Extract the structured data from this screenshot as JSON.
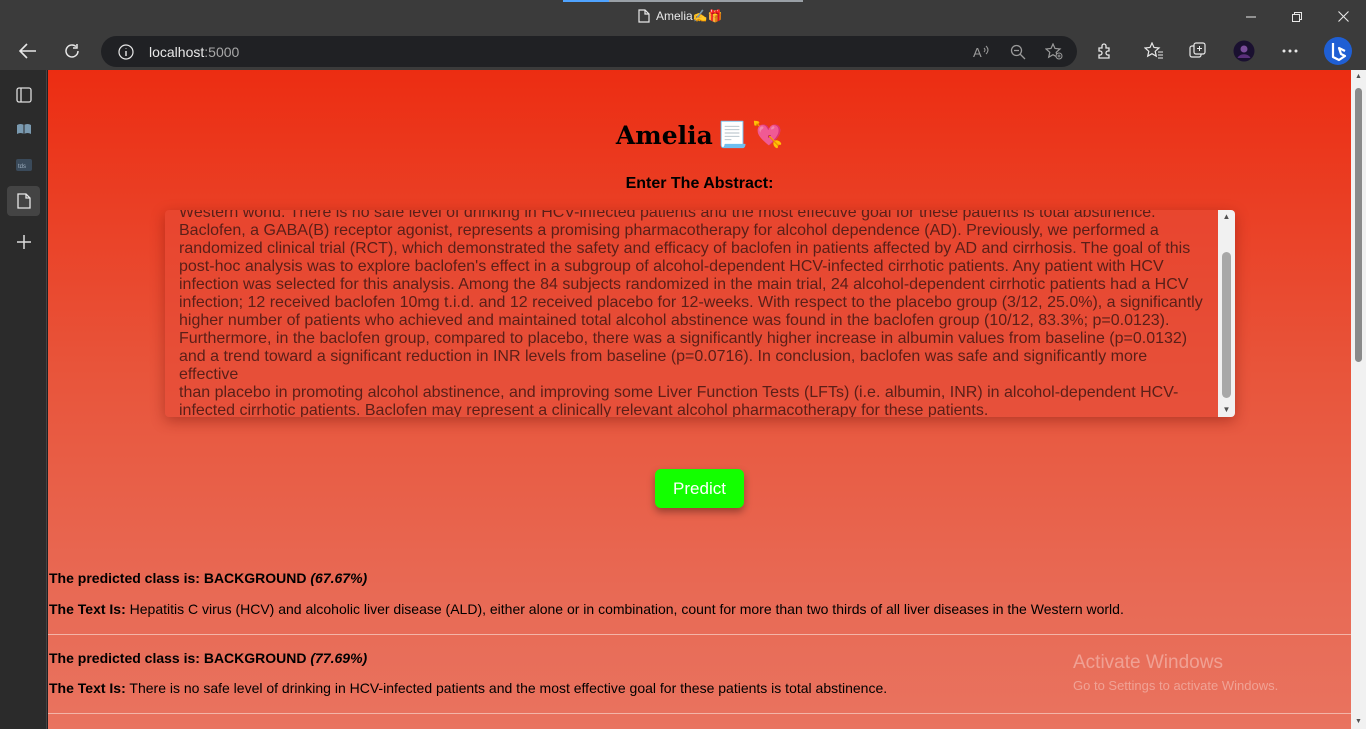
{
  "browser": {
    "tab_title": "Amelia✍️🎁",
    "url_host": "localhost",
    "url_port": ":5000"
  },
  "page": {
    "title": "Amelia",
    "title_emoji_1": "📃",
    "title_emoji_2": "💘",
    "abstract_label": "Enter The Abstract:",
    "abstract_lines": [
      "Western world. There is no safe level of drinking in HCV-infected patients and the most effective goal for these patients is total abstinence.",
      "Baclofen, a GABA(B) receptor agonist, represents a promising pharmacotherapy for alcohol dependence (AD). Previously, we performed a",
      "randomized clinical trial (RCT), which demonstrated the safety and efficacy of baclofen in patients affected by AD and cirrhosis. The goal of this",
      "post-hoc analysis was to explore baclofen's effect in a subgroup of alcohol-dependent HCV-infected cirrhotic patients. Any patient with HCV",
      "infection was selected for this analysis. Among the 84 subjects randomized in the main trial, 24 alcohol-dependent cirrhotic patients had a HCV",
      "infection; 12 received baclofen 10mg t.i.d. and 12 received placebo for 12-weeks. With respect to the placebo group (3/12, 25.0%), a significantly",
      "higher number of patients who achieved and maintained total alcohol abstinence was found in the baclofen group (10/12, 83.3%; p=0.0123).",
      "Furthermore, in the baclofen group, compared to placebo, there was a significantly higher increase in albumin values from baseline (p=0.0132)",
      "and a trend toward a significant reduction in INR levels from baseline (p=0.0716). In conclusion, baclofen was safe and significantly more effective",
      "than placebo in promoting alcohol abstinence, and improving some Liver Function Tests (LFTs) (i.e. albumin, INR) in alcohol-dependent HCV-",
      "infected cirrhotic patients. Baclofen may represent a clinically relevant alcohol pharmacotherapy for these patients."
    ],
    "predict_label": "Predict",
    "results": [
      {
        "class_prefix": "The predicted class is: BACKGROUND",
        "confidence": "(67.67%)",
        "text_label": "The Text Is:",
        "text": "Hepatitis C virus (HCV) and alcoholic liver disease (ALD), either alone or in combination, count for more than two thirds of all liver diseases in the Western world."
      },
      {
        "class_prefix": "The predicted class is: BACKGROUND",
        "confidence": "(77.69%)",
        "text_label": "The Text Is:",
        "text": "There is no safe level of drinking in HCV-infected patients and the most effective goal for these patients is total abstinence."
      }
    ]
  },
  "watermark": {
    "line1": "Activate Windows",
    "line2": "Go to Settings to activate Windows."
  }
}
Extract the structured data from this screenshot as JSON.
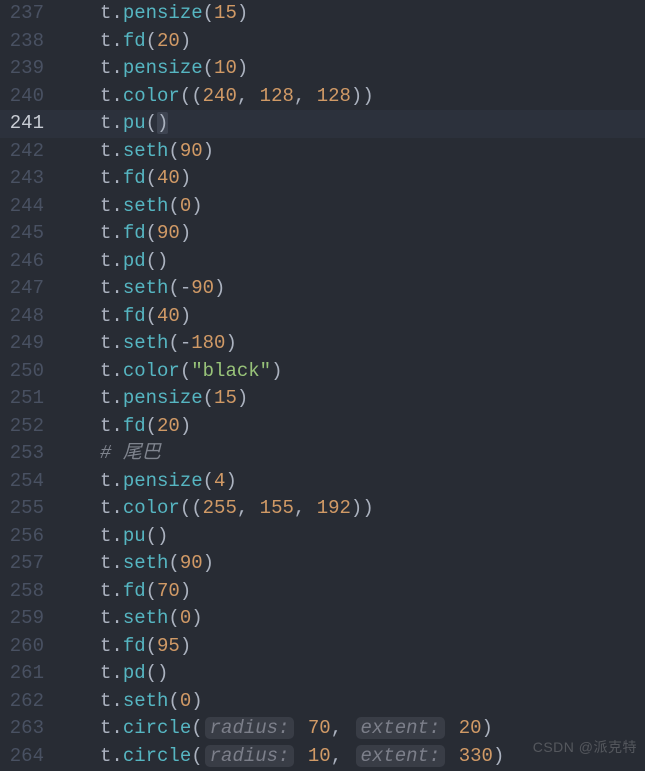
{
  "editor": {
    "watermark": "CSDN @派克特",
    "active_line": 241,
    "lines": [
      {
        "num": 237,
        "tokens": [
          {
            "t": "ident",
            "v": "t"
          },
          {
            "t": "punc",
            "v": "."
          },
          {
            "t": "func",
            "v": "pensize"
          },
          {
            "t": "punc",
            "v": "("
          },
          {
            "t": "num",
            "v": "15"
          },
          {
            "t": "punc",
            "v": ")"
          }
        ]
      },
      {
        "num": 238,
        "tokens": [
          {
            "t": "ident",
            "v": "t"
          },
          {
            "t": "punc",
            "v": "."
          },
          {
            "t": "func",
            "v": "fd"
          },
          {
            "t": "punc",
            "v": "("
          },
          {
            "t": "num",
            "v": "20"
          },
          {
            "t": "punc",
            "v": ")"
          }
        ]
      },
      {
        "num": 239,
        "tokens": [
          {
            "t": "ident",
            "v": "t"
          },
          {
            "t": "punc",
            "v": "."
          },
          {
            "t": "func",
            "v": "pensize"
          },
          {
            "t": "punc",
            "v": "("
          },
          {
            "t": "num",
            "v": "10"
          },
          {
            "t": "punc",
            "v": ")"
          }
        ]
      },
      {
        "num": 240,
        "tokens": [
          {
            "t": "ident",
            "v": "t"
          },
          {
            "t": "punc",
            "v": "."
          },
          {
            "t": "func",
            "v": "color"
          },
          {
            "t": "punc",
            "v": "(("
          },
          {
            "t": "num",
            "v": "240"
          },
          {
            "t": "punc",
            "v": ", "
          },
          {
            "t": "num",
            "v": "128"
          },
          {
            "t": "punc",
            "v": ", "
          },
          {
            "t": "num",
            "v": "128"
          },
          {
            "t": "punc",
            "v": "))"
          }
        ]
      },
      {
        "num": 241,
        "tokens": [
          {
            "t": "ident",
            "v": "t"
          },
          {
            "t": "punc",
            "v": "."
          },
          {
            "t": "func",
            "v": "pu"
          },
          {
            "t": "punc",
            "v": "("
          },
          {
            "t": "punc",
            "v": ")",
            "cursor": true
          }
        ]
      },
      {
        "num": 242,
        "tokens": [
          {
            "t": "ident",
            "v": "t"
          },
          {
            "t": "punc",
            "v": "."
          },
          {
            "t": "func",
            "v": "seth"
          },
          {
            "t": "punc",
            "v": "("
          },
          {
            "t": "num",
            "v": "90"
          },
          {
            "t": "punc",
            "v": ")"
          }
        ]
      },
      {
        "num": 243,
        "tokens": [
          {
            "t": "ident",
            "v": "t"
          },
          {
            "t": "punc",
            "v": "."
          },
          {
            "t": "func",
            "v": "fd"
          },
          {
            "t": "punc",
            "v": "("
          },
          {
            "t": "num",
            "v": "40"
          },
          {
            "t": "punc",
            "v": ")"
          }
        ]
      },
      {
        "num": 244,
        "tokens": [
          {
            "t": "ident",
            "v": "t"
          },
          {
            "t": "punc",
            "v": "."
          },
          {
            "t": "func",
            "v": "seth"
          },
          {
            "t": "punc",
            "v": "("
          },
          {
            "t": "num",
            "v": "0"
          },
          {
            "t": "punc",
            "v": ")"
          }
        ]
      },
      {
        "num": 245,
        "tokens": [
          {
            "t": "ident",
            "v": "t"
          },
          {
            "t": "punc",
            "v": "."
          },
          {
            "t": "func",
            "v": "fd"
          },
          {
            "t": "punc",
            "v": "("
          },
          {
            "t": "num",
            "v": "90"
          },
          {
            "t": "punc",
            "v": ")"
          }
        ]
      },
      {
        "num": 246,
        "tokens": [
          {
            "t": "ident",
            "v": "t"
          },
          {
            "t": "punc",
            "v": "."
          },
          {
            "t": "func",
            "v": "pd"
          },
          {
            "t": "punc",
            "v": "()"
          }
        ]
      },
      {
        "num": 247,
        "tokens": [
          {
            "t": "ident",
            "v": "t"
          },
          {
            "t": "punc",
            "v": "."
          },
          {
            "t": "func",
            "v": "seth"
          },
          {
            "t": "punc",
            "v": "(-"
          },
          {
            "t": "num",
            "v": "90"
          },
          {
            "t": "punc",
            "v": ")"
          }
        ]
      },
      {
        "num": 248,
        "tokens": [
          {
            "t": "ident",
            "v": "t"
          },
          {
            "t": "punc",
            "v": "."
          },
          {
            "t": "func",
            "v": "fd"
          },
          {
            "t": "punc",
            "v": "("
          },
          {
            "t": "num",
            "v": "40"
          },
          {
            "t": "punc",
            "v": ")"
          }
        ]
      },
      {
        "num": 249,
        "tokens": [
          {
            "t": "ident",
            "v": "t"
          },
          {
            "t": "punc",
            "v": "."
          },
          {
            "t": "func",
            "v": "seth"
          },
          {
            "t": "punc",
            "v": "(-"
          },
          {
            "t": "num",
            "v": "180"
          },
          {
            "t": "punc",
            "v": ")"
          }
        ]
      },
      {
        "num": 250,
        "tokens": [
          {
            "t": "ident",
            "v": "t"
          },
          {
            "t": "punc",
            "v": "."
          },
          {
            "t": "func",
            "v": "color"
          },
          {
            "t": "punc",
            "v": "("
          },
          {
            "t": "str",
            "v": "\"black\""
          },
          {
            "t": "punc",
            "v": ")"
          }
        ]
      },
      {
        "num": 251,
        "tokens": [
          {
            "t": "ident",
            "v": "t"
          },
          {
            "t": "punc",
            "v": "."
          },
          {
            "t": "func",
            "v": "pensize"
          },
          {
            "t": "punc",
            "v": "("
          },
          {
            "t": "num",
            "v": "15"
          },
          {
            "t": "punc",
            "v": ")"
          }
        ]
      },
      {
        "num": 252,
        "tokens": [
          {
            "t": "ident",
            "v": "t"
          },
          {
            "t": "punc",
            "v": "."
          },
          {
            "t": "func",
            "v": "fd"
          },
          {
            "t": "punc",
            "v": "("
          },
          {
            "t": "num",
            "v": "20"
          },
          {
            "t": "punc",
            "v": ")"
          }
        ]
      },
      {
        "num": 253,
        "tokens": [
          {
            "t": "cmt",
            "v": "# 尾巴"
          }
        ]
      },
      {
        "num": 254,
        "tokens": [
          {
            "t": "ident",
            "v": "t"
          },
          {
            "t": "punc",
            "v": "."
          },
          {
            "t": "func",
            "v": "pensize"
          },
          {
            "t": "punc",
            "v": "("
          },
          {
            "t": "num",
            "v": "4"
          },
          {
            "t": "punc",
            "v": ")"
          }
        ]
      },
      {
        "num": 255,
        "tokens": [
          {
            "t": "ident",
            "v": "t"
          },
          {
            "t": "punc",
            "v": "."
          },
          {
            "t": "func",
            "v": "color"
          },
          {
            "t": "punc",
            "v": "(("
          },
          {
            "t": "num",
            "v": "255"
          },
          {
            "t": "punc",
            "v": ", "
          },
          {
            "t": "num",
            "v": "155"
          },
          {
            "t": "punc",
            "v": ", "
          },
          {
            "t": "num",
            "v": "192"
          },
          {
            "t": "punc",
            "v": "))"
          }
        ]
      },
      {
        "num": 256,
        "tokens": [
          {
            "t": "ident",
            "v": "t"
          },
          {
            "t": "punc",
            "v": "."
          },
          {
            "t": "func",
            "v": "pu"
          },
          {
            "t": "punc",
            "v": "()"
          }
        ]
      },
      {
        "num": 257,
        "tokens": [
          {
            "t": "ident",
            "v": "t"
          },
          {
            "t": "punc",
            "v": "."
          },
          {
            "t": "func",
            "v": "seth"
          },
          {
            "t": "punc",
            "v": "("
          },
          {
            "t": "num",
            "v": "90"
          },
          {
            "t": "punc",
            "v": ")"
          }
        ]
      },
      {
        "num": 258,
        "tokens": [
          {
            "t": "ident",
            "v": "t"
          },
          {
            "t": "punc",
            "v": "."
          },
          {
            "t": "func",
            "v": "fd"
          },
          {
            "t": "punc",
            "v": "("
          },
          {
            "t": "num",
            "v": "70"
          },
          {
            "t": "punc",
            "v": ")"
          }
        ]
      },
      {
        "num": 259,
        "tokens": [
          {
            "t": "ident",
            "v": "t"
          },
          {
            "t": "punc",
            "v": "."
          },
          {
            "t": "func",
            "v": "seth"
          },
          {
            "t": "punc",
            "v": "("
          },
          {
            "t": "num",
            "v": "0"
          },
          {
            "t": "punc",
            "v": ")"
          }
        ]
      },
      {
        "num": 260,
        "tokens": [
          {
            "t": "ident",
            "v": "t"
          },
          {
            "t": "punc",
            "v": "."
          },
          {
            "t": "func",
            "v": "fd"
          },
          {
            "t": "punc",
            "v": "("
          },
          {
            "t": "num",
            "v": "95"
          },
          {
            "t": "punc",
            "v": ")"
          }
        ]
      },
      {
        "num": 261,
        "tokens": [
          {
            "t": "ident",
            "v": "t"
          },
          {
            "t": "punc",
            "v": "."
          },
          {
            "t": "func",
            "v": "pd"
          },
          {
            "t": "punc",
            "v": "()"
          }
        ]
      },
      {
        "num": 262,
        "tokens": [
          {
            "t": "ident",
            "v": "t"
          },
          {
            "t": "punc",
            "v": "."
          },
          {
            "t": "func",
            "v": "seth"
          },
          {
            "t": "punc",
            "v": "("
          },
          {
            "t": "num",
            "v": "0"
          },
          {
            "t": "punc",
            "v": ")"
          }
        ]
      },
      {
        "num": 263,
        "tokens": [
          {
            "t": "ident",
            "v": "t"
          },
          {
            "t": "punc",
            "v": "."
          },
          {
            "t": "func",
            "v": "circle"
          },
          {
            "t": "punc",
            "v": "("
          },
          {
            "t": "hint",
            "v": "radius:"
          },
          {
            "t": "num",
            "v": "70"
          },
          {
            "t": "punc",
            "v": ", "
          },
          {
            "t": "hint",
            "v": "extent:"
          },
          {
            "t": "num",
            "v": "20"
          },
          {
            "t": "punc",
            "v": ")"
          }
        ]
      },
      {
        "num": 264,
        "tokens": [
          {
            "t": "ident",
            "v": "t"
          },
          {
            "t": "punc",
            "v": "."
          },
          {
            "t": "func",
            "v": "circle"
          },
          {
            "t": "punc",
            "v": "("
          },
          {
            "t": "hint",
            "v": "radius:"
          },
          {
            "t": "num",
            "v": "10"
          },
          {
            "t": "punc",
            "v": ", "
          },
          {
            "t": "hint",
            "v": "extent:"
          },
          {
            "t": "num",
            "v": "330"
          },
          {
            "t": "punc",
            "v": ")"
          }
        ]
      }
    ]
  }
}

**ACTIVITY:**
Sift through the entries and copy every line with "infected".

**TASK RESULT:**
      "Western world. There is no safe level of drinking in HCV-infected patients and the most effective goal for these patients is total abstinence.",
      "post-hoc analysis was to explore baclofen's effect in a subgroup of alcohol-dependent HCV-infected cirrhotic patients. Any patient with HCV",
      "infected cirrhotic patients. Baclofen may represent a clinically relevant alcohol pharmacotherapy for these patients."
        "text": "There is no safe level of drinking in HCV-infected patients and the most effective goal for these patients is total abstinence."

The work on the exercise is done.